[The input — start]

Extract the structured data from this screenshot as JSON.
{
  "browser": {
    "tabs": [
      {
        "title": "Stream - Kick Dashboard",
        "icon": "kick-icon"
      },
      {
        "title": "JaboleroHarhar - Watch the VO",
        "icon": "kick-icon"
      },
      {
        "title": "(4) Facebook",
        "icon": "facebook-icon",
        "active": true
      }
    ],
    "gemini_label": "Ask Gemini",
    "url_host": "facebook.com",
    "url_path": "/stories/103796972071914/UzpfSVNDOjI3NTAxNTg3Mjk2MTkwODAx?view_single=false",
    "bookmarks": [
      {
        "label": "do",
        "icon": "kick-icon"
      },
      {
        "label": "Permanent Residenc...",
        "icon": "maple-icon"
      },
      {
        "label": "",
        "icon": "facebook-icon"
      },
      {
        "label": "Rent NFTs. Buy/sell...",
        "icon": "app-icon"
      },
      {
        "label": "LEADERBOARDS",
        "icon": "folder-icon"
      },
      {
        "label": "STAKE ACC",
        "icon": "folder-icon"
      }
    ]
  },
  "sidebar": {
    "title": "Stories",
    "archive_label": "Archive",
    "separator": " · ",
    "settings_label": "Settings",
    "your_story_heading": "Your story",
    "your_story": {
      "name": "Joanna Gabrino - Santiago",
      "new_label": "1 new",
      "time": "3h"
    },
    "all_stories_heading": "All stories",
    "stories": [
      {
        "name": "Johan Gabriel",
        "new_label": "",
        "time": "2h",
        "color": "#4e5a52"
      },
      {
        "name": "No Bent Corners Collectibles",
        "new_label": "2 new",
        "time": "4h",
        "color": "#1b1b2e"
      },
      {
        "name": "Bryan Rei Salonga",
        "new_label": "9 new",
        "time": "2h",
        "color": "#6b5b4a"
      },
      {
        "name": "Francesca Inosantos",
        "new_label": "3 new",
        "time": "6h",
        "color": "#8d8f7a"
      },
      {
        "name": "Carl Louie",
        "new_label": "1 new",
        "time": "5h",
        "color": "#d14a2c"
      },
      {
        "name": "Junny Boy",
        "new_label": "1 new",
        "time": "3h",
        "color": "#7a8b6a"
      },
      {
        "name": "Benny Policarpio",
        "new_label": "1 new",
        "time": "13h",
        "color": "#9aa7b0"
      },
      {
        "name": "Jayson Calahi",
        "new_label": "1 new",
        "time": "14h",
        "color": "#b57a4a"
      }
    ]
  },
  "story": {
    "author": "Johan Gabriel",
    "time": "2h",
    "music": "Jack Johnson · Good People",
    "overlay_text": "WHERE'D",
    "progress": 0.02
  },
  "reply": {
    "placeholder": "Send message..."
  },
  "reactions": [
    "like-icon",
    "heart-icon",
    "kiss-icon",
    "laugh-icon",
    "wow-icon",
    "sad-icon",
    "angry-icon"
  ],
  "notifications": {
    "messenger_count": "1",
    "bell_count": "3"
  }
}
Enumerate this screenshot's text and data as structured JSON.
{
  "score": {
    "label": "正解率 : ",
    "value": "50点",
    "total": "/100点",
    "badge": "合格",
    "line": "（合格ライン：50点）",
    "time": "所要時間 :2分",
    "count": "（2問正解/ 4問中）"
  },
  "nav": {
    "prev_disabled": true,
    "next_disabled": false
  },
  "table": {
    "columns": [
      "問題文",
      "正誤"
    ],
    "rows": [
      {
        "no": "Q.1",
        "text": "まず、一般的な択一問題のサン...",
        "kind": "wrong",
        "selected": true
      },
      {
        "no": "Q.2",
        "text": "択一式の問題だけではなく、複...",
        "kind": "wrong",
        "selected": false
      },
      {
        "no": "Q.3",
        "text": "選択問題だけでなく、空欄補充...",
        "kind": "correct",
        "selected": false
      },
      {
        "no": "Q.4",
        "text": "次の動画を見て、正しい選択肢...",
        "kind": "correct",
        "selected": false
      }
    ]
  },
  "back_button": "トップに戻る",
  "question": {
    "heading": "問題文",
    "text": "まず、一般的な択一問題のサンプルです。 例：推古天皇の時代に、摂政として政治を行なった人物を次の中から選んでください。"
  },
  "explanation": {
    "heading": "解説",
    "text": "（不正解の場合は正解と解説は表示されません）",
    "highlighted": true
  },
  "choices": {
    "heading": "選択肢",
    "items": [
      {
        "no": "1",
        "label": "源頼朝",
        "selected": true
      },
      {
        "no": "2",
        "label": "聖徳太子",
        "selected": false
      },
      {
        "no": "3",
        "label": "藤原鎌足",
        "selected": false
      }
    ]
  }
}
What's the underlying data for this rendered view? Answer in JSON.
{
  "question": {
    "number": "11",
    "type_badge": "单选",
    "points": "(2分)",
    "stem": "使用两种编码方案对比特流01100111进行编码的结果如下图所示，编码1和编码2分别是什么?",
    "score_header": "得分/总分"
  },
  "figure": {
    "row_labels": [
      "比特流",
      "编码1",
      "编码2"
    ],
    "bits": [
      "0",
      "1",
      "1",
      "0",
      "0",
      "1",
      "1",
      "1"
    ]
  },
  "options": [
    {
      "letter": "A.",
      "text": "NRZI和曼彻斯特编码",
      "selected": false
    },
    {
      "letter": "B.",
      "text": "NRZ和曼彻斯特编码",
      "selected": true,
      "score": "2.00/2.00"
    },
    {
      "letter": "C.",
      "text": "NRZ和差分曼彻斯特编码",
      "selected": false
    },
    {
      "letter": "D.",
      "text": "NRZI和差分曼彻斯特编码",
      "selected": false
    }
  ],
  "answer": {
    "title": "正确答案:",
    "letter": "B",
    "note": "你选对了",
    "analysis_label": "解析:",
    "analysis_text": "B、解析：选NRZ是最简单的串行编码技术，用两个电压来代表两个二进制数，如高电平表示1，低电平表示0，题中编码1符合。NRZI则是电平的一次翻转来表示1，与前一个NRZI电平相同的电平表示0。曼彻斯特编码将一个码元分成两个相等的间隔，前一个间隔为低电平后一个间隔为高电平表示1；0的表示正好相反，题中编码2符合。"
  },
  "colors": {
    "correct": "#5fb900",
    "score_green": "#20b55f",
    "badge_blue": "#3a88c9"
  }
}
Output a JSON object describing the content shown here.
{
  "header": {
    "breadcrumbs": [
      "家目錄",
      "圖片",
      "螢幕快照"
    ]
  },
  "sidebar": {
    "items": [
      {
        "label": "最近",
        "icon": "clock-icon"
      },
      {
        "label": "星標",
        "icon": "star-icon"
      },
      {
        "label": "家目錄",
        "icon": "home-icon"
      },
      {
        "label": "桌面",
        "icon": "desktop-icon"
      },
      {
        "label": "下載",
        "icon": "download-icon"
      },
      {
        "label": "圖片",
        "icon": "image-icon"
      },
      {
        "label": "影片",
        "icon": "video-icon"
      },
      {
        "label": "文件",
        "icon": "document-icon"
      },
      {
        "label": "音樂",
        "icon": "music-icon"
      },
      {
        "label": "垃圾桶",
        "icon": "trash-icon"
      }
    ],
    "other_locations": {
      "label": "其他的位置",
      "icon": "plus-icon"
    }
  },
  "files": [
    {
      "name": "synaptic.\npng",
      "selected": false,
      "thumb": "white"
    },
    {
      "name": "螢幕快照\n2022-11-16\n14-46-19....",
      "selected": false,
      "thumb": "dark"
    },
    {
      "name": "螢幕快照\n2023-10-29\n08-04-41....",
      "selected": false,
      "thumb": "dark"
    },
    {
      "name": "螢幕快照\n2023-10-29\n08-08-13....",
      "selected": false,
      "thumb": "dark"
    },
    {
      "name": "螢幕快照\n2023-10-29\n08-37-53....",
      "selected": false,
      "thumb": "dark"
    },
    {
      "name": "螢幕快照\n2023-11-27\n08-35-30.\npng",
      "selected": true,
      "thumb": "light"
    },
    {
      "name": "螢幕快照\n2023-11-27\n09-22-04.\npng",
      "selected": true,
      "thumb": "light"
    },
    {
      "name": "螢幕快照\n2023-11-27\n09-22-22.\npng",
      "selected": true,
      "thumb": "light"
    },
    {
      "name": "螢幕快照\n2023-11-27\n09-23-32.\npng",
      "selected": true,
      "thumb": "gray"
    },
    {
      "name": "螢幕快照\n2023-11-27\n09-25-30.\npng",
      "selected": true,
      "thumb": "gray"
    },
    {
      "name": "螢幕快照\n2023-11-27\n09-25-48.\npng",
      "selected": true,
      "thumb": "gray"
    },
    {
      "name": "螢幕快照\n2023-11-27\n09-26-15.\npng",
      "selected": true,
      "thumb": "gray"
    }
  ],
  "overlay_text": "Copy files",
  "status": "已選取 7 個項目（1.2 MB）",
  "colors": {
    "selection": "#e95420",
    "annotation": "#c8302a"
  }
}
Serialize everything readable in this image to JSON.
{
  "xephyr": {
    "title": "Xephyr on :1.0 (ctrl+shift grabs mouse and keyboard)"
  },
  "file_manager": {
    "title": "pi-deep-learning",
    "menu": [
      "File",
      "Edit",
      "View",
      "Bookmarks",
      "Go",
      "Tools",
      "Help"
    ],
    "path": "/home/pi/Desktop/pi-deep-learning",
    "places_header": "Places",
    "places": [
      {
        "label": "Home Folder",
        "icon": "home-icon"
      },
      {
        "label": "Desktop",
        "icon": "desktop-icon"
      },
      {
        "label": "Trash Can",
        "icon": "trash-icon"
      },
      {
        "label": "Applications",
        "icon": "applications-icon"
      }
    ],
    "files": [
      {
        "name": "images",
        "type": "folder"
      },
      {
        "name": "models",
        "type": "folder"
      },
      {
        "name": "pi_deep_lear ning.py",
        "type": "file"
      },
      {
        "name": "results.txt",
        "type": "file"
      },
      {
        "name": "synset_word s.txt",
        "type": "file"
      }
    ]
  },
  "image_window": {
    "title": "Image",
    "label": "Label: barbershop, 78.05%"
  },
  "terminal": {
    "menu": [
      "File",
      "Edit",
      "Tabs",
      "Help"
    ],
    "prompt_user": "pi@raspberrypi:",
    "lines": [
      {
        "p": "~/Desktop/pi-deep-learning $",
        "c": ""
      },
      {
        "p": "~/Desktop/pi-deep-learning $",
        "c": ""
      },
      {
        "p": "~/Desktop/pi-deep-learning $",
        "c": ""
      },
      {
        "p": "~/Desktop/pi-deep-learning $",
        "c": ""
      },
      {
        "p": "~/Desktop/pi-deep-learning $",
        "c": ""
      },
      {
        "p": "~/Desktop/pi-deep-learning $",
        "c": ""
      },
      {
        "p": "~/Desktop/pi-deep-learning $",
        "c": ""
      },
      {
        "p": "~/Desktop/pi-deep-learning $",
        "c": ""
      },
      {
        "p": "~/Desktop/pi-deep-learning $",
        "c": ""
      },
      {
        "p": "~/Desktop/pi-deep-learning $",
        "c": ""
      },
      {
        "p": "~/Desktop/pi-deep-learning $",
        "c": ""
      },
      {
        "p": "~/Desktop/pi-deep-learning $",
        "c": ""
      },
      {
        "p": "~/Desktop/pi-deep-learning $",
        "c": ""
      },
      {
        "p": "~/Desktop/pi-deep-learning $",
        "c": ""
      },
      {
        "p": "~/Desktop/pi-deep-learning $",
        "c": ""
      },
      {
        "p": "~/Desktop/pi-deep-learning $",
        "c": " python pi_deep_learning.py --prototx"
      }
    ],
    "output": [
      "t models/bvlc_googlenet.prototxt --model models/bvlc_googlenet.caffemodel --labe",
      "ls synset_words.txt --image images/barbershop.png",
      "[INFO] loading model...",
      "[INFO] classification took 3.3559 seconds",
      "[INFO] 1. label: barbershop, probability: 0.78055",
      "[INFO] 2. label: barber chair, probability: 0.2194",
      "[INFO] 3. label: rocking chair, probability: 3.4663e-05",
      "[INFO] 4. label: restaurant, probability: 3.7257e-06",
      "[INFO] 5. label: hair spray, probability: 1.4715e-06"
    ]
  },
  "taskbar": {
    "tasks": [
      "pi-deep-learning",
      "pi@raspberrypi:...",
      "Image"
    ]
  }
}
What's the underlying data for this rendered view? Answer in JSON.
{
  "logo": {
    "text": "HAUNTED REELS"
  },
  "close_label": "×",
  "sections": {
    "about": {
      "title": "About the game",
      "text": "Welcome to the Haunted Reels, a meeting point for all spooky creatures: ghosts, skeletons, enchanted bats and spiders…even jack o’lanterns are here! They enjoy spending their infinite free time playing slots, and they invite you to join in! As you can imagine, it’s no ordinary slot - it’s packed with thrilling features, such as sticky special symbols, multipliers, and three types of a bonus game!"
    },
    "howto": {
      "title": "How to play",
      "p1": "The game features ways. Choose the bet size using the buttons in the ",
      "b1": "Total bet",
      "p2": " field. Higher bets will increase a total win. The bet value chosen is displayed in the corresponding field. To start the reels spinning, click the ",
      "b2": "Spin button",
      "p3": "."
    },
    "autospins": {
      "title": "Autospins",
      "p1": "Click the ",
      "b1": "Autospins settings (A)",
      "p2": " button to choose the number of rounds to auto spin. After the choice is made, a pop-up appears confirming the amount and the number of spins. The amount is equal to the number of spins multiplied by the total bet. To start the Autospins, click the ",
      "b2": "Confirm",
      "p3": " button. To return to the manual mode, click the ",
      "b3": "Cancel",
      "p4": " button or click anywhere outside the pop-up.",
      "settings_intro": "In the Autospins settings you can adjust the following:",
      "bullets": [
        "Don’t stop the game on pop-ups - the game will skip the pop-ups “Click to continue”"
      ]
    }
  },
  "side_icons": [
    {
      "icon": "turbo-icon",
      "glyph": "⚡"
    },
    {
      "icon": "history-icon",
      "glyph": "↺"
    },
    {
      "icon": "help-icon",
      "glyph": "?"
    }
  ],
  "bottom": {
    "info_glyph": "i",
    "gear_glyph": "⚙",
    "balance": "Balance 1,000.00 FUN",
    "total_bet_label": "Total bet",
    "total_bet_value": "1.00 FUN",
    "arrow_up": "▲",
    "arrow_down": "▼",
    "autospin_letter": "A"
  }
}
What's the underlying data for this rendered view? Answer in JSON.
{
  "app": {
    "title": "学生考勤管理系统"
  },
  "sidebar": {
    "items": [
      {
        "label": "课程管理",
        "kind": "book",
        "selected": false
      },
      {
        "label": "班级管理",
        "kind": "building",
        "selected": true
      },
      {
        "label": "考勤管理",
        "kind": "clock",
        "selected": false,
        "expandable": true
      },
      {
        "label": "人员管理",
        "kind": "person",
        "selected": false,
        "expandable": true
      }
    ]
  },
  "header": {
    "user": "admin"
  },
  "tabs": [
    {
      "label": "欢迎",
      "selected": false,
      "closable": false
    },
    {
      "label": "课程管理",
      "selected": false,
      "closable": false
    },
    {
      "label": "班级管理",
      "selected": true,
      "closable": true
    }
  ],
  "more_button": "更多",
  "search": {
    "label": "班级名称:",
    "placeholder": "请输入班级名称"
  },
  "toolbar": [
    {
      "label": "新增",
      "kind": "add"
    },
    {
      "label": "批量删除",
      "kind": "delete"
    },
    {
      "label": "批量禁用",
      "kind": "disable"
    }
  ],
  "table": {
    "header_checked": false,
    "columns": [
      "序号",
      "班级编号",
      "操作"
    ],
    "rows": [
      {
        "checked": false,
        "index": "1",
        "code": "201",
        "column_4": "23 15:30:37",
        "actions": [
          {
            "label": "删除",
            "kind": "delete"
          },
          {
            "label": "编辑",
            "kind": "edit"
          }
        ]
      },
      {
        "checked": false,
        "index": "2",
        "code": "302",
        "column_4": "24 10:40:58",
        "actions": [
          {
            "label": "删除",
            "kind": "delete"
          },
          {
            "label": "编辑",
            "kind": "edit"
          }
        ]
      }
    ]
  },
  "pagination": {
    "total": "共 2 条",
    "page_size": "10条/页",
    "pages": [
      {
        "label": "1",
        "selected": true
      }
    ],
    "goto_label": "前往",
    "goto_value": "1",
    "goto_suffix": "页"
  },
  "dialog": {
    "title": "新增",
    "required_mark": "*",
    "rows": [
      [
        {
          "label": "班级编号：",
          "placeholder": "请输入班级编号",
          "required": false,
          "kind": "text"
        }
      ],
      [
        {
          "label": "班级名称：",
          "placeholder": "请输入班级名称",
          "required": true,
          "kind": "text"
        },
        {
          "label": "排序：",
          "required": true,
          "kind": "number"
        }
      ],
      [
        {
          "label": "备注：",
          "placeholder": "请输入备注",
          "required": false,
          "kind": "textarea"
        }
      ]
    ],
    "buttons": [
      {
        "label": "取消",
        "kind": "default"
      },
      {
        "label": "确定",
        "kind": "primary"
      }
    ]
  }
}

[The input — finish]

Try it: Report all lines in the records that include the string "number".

Answer below:
    "number": "11",
      "p2": " button to choose the number of rounds to auto spin. After the choice is made, a pop-up appears confirming the amount and the number of spins. The amount is equal to the number of spins multiplied by the total bet. To start the Autospins, click the ",
          "kind": "number"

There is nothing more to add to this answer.